--- EXERCISE REQUIREMENTS ---
Search the data below for the word "meta" and copy each line that holds it.

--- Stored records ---
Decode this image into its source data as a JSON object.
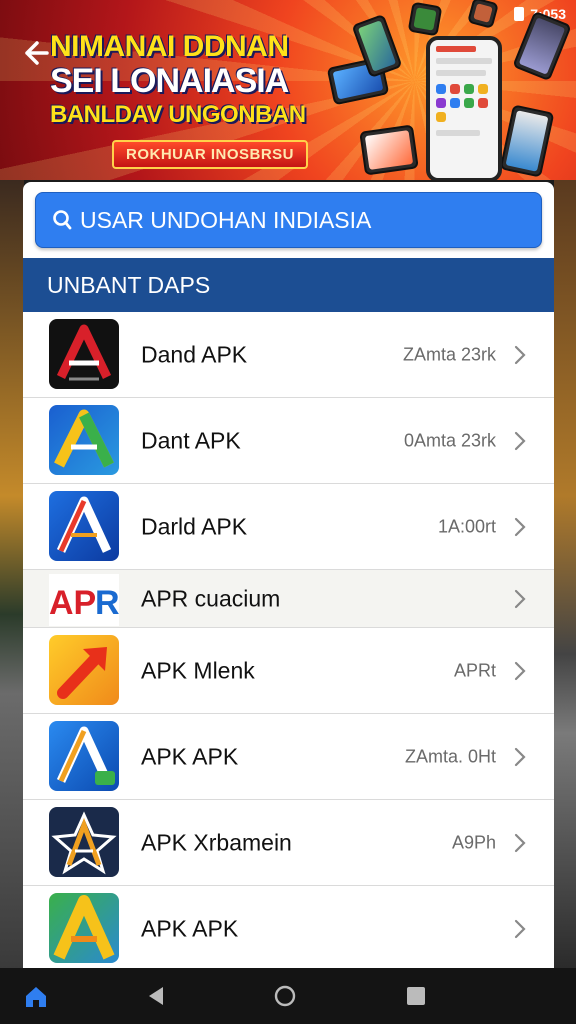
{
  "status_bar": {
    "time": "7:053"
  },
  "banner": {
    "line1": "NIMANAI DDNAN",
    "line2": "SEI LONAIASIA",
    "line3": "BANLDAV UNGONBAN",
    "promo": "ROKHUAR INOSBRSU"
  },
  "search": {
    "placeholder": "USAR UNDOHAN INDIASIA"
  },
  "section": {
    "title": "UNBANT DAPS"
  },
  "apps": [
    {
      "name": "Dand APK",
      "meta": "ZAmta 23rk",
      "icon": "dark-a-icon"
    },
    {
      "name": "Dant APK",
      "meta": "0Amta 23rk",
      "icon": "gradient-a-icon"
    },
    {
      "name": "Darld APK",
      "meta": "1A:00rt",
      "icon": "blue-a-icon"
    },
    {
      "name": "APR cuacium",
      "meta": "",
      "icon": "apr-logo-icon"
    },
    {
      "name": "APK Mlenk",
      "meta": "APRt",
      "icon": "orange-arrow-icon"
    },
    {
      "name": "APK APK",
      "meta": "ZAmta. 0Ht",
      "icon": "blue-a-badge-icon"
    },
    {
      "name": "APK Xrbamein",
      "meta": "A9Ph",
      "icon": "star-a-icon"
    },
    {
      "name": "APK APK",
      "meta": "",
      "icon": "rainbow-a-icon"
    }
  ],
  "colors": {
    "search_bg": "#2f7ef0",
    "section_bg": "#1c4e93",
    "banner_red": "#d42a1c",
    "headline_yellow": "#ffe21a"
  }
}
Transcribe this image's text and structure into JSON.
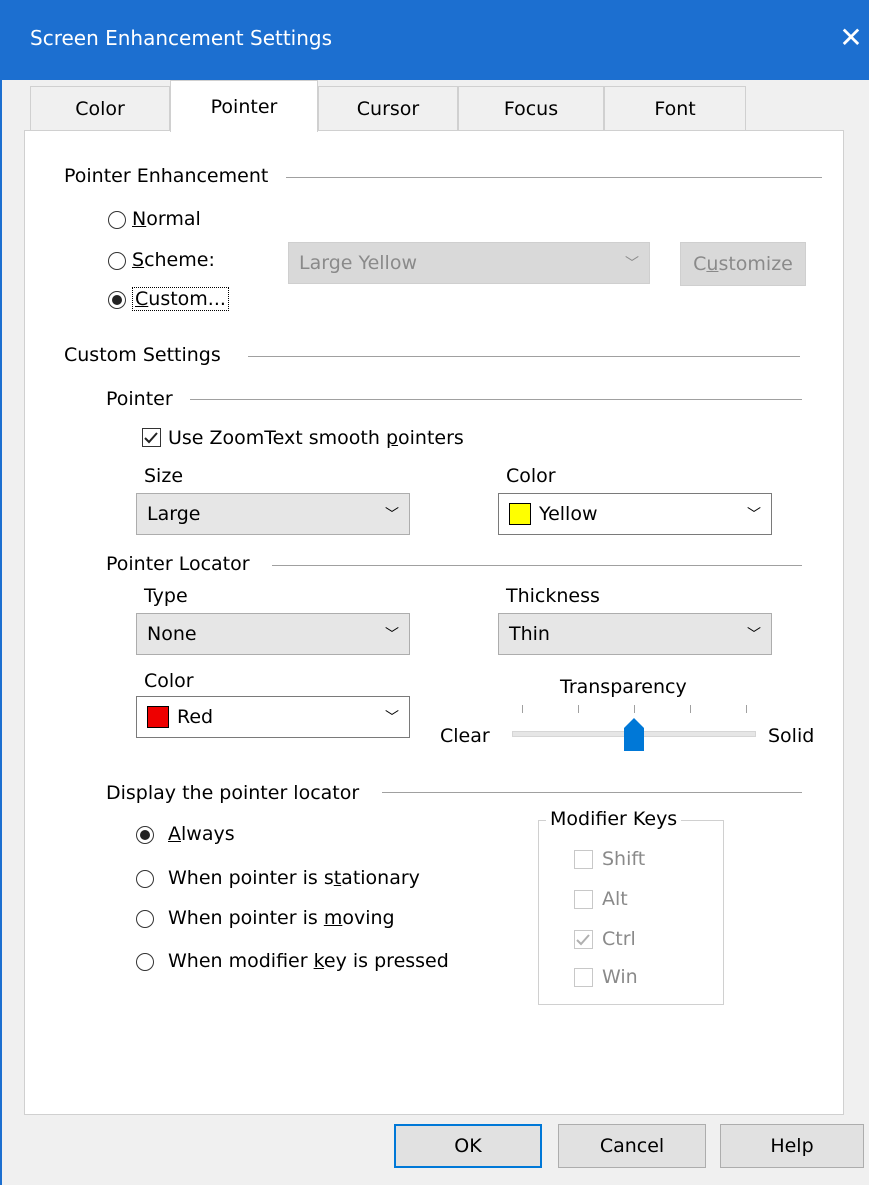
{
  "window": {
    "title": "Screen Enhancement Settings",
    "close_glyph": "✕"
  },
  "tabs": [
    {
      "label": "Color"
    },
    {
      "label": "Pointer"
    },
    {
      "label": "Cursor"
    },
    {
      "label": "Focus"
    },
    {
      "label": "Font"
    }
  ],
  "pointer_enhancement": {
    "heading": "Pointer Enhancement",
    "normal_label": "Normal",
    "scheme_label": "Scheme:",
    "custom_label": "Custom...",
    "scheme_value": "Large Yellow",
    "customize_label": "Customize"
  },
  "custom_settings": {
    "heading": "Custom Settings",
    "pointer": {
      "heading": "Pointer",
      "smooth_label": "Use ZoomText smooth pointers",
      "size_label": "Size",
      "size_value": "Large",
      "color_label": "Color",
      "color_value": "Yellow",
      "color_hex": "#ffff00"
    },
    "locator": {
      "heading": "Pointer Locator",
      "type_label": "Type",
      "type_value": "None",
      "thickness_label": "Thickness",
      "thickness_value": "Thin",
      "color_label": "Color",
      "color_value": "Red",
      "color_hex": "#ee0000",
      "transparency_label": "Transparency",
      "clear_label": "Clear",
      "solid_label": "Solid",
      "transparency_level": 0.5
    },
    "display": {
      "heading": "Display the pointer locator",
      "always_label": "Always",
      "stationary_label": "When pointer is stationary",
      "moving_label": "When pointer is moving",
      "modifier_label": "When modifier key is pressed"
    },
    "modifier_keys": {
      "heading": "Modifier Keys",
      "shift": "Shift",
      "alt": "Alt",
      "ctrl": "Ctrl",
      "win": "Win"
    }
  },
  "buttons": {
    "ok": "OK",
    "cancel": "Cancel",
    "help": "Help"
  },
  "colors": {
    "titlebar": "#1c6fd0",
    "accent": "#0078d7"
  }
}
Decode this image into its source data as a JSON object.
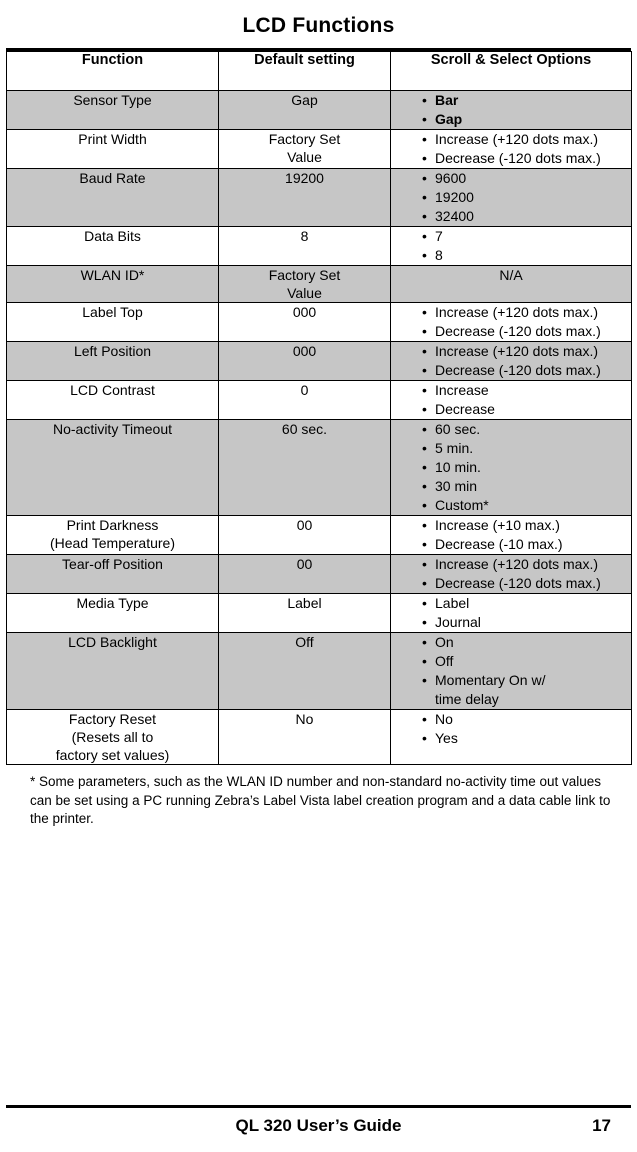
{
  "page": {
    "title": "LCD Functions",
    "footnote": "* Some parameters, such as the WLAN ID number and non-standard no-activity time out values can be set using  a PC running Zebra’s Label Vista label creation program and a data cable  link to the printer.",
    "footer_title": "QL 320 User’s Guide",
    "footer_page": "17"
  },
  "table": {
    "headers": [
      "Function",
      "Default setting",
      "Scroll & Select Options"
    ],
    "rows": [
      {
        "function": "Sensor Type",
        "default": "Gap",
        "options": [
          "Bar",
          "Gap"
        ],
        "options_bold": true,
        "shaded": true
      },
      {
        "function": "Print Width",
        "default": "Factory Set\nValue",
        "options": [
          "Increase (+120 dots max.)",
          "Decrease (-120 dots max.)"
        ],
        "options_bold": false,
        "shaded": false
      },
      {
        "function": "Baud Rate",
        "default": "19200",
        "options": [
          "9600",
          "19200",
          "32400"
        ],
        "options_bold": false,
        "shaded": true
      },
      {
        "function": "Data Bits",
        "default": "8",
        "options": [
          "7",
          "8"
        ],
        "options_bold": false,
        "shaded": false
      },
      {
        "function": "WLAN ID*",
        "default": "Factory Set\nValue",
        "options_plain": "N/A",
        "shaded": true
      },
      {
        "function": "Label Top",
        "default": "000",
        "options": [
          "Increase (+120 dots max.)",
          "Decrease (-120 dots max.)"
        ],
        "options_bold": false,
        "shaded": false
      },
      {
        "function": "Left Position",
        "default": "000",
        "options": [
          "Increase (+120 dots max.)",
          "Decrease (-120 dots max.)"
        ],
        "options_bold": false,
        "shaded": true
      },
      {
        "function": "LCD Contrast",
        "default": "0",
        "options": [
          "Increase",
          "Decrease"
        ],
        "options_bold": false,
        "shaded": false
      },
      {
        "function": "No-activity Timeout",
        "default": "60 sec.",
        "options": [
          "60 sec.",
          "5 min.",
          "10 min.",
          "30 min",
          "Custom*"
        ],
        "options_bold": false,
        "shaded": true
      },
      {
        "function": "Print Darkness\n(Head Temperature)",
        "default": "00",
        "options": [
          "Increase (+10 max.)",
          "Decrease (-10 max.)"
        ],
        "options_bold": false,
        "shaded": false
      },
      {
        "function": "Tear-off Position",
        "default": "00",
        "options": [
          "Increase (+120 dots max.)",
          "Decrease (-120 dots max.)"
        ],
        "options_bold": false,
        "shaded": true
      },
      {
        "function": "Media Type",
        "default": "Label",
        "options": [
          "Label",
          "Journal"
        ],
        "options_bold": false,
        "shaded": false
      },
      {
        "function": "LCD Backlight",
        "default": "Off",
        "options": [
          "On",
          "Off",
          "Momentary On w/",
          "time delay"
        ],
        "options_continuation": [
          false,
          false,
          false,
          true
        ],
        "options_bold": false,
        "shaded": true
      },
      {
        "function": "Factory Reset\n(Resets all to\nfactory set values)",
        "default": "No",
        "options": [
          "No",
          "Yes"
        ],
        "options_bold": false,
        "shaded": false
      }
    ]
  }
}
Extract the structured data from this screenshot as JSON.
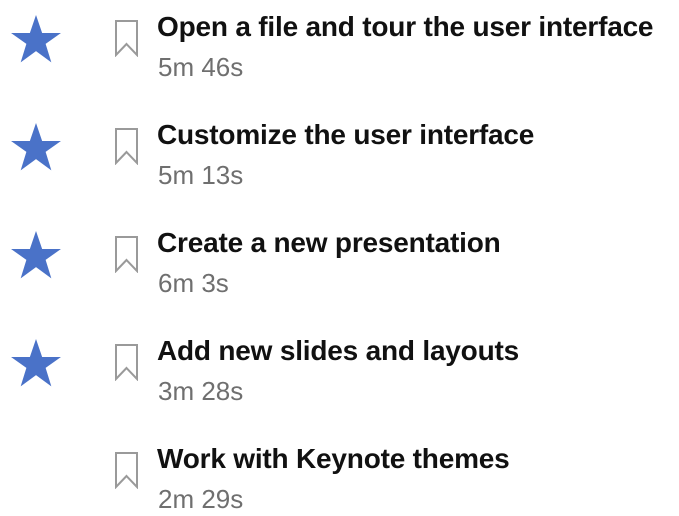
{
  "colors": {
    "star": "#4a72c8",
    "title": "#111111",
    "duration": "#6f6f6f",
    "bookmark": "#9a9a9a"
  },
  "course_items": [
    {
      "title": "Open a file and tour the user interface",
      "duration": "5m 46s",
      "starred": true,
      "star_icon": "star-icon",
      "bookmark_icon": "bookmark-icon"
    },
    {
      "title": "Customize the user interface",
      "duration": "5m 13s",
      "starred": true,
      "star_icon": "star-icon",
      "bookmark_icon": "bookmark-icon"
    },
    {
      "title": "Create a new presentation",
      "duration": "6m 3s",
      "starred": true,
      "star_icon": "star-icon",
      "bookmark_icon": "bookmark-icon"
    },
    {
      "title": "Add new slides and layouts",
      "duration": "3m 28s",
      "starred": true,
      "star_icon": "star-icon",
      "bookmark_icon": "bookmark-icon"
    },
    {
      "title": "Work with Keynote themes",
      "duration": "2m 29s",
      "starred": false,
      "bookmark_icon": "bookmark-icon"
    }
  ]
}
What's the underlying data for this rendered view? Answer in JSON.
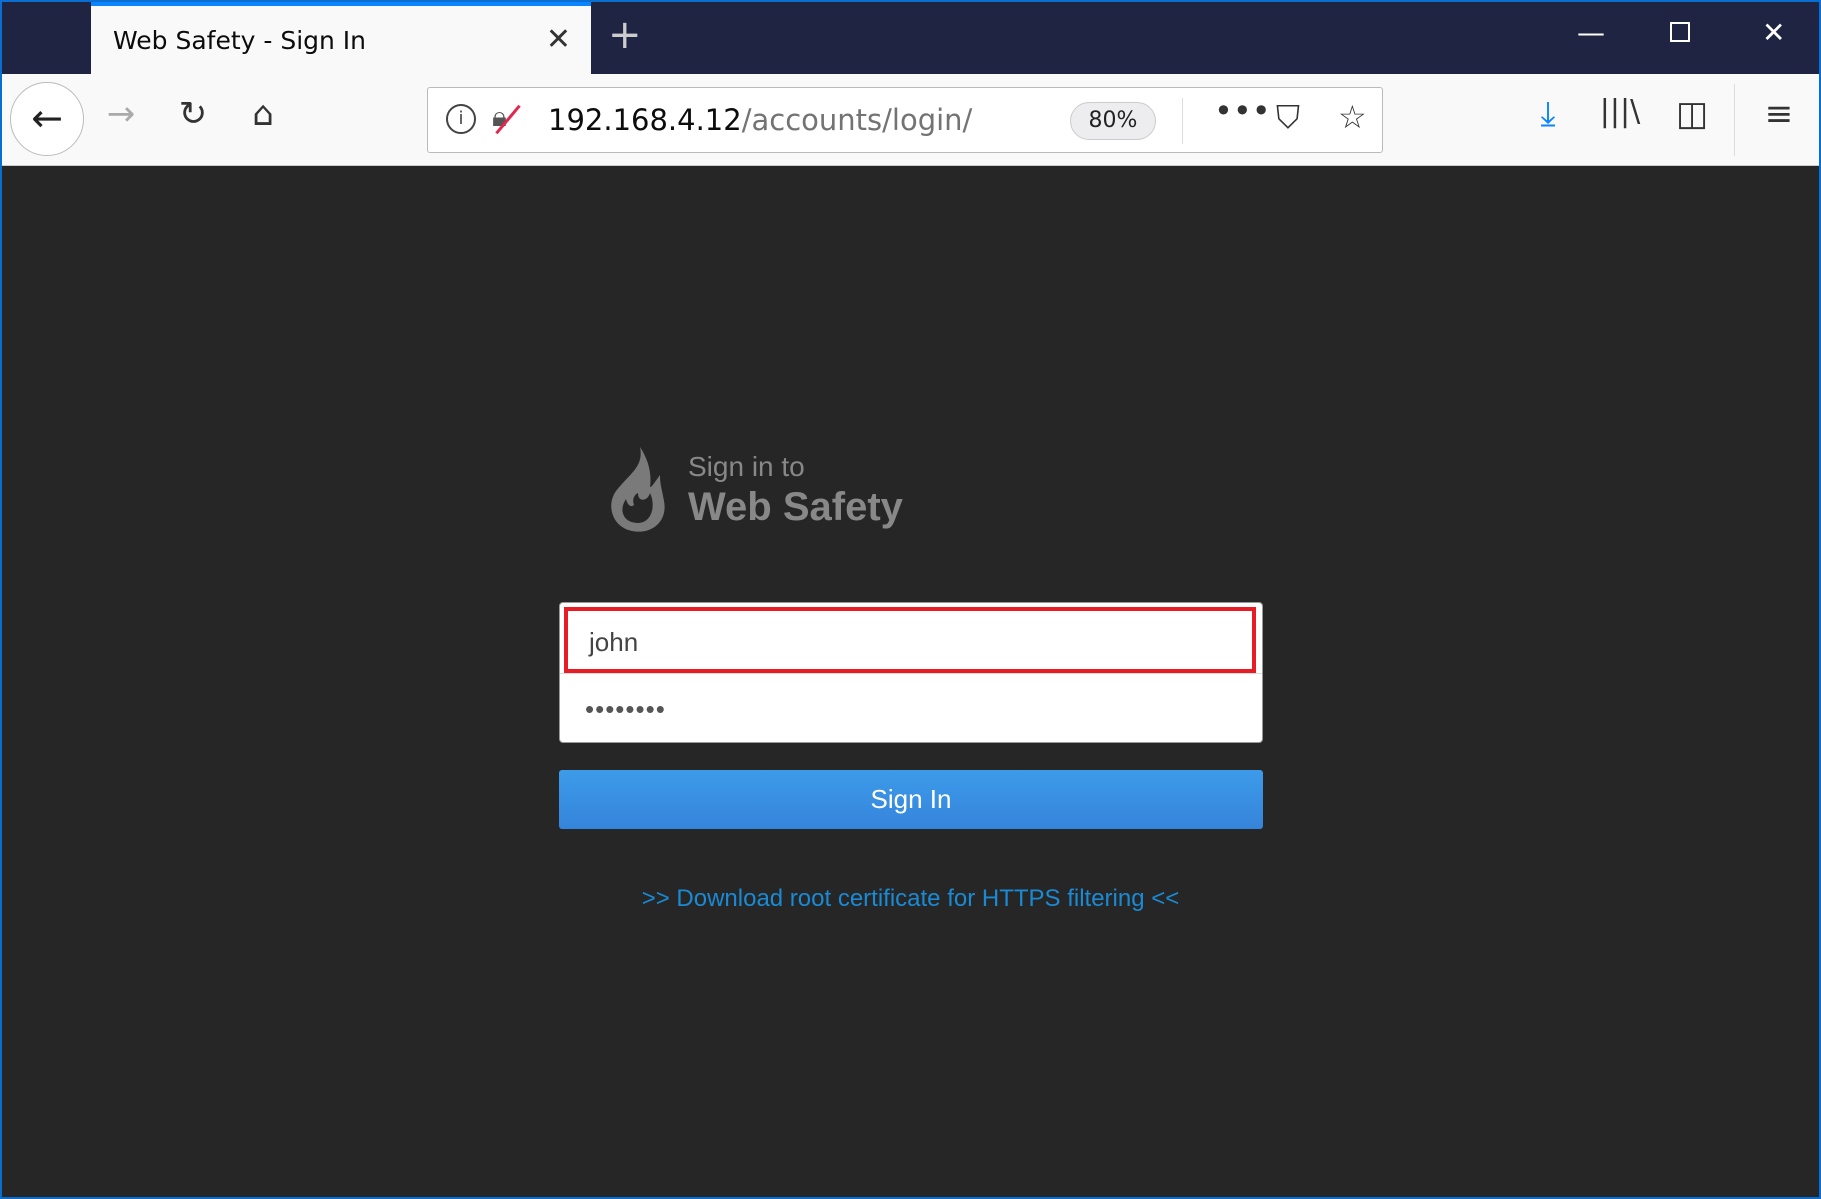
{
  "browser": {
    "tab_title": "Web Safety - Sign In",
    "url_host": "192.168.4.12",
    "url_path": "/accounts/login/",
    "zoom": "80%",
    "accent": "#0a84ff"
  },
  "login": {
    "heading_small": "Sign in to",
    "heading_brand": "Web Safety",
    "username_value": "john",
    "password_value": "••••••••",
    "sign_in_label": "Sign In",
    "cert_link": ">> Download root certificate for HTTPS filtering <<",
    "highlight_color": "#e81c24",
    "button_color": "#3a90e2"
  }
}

--- TASK RESULT ---
      "meta": "ZAmta 23rk",
      "meta": "0Amta 23rk",
      "meta": "1A:00rt",
      "meta": "",
      "meta": "APRt",
      "meta": "ZAmta. 0Ht",
      "meta": "A9Ph",
      "meta": "",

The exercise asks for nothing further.